But the Web is destined to become a much more important tool for conducting relationships with existing clients. There has been a growth in “co-operative” Web businesses, such as those dedicated to using group buying mechanisms to supply equipment to smallto medium-sized companies.
Let’s get together
While this model may not have achieved much success in the consumer market, the approach is seen as ideal for small businesses. Such websites can provide an ideal communications platform, as managers using the sites will be receptive to business marketing.
According to Carlson Marketing managing director Steve Grout, targeting has to be honed to ensure that mail reaches the right people at the right time. But it is also necessary to understand the dynamics of the decision-making process for each business and category, and to find out who is involved in purchasing decisions and when. He calls this “Understanding the moments of truth in the buying cycle”.

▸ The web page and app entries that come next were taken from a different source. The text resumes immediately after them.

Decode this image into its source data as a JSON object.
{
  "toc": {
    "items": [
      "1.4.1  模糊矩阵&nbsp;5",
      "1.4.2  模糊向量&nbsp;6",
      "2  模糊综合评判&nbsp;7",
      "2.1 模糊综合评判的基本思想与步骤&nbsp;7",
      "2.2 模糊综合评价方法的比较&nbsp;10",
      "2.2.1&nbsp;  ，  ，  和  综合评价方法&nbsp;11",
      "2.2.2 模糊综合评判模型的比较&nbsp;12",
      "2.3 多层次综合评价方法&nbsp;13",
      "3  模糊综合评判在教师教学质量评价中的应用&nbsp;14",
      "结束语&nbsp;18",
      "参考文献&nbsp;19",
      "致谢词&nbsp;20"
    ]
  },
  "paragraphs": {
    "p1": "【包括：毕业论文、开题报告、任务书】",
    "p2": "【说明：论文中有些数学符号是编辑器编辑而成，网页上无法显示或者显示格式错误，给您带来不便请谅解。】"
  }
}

He says messages need to be relevant, of course, but they should also be presented in a straightforward way as the managers being targeted do not have time to wade through reams of information. But he emphasises that overall, direct marketing works best when it plays a part in a wider campaign, whether it’s e-mail, interactive or telemarketing.
The DMIS survey must make depressing reading for many in the B2B mailings field, as it is the mistakes and poor creativity of mediocre outfits that queer the pitch for other, higher-quality operators. But most practitioners are still optimistic that with the right sort of creativity, and more time spent researching companies – how they work and who takes the decisions – business mailings can still be effective.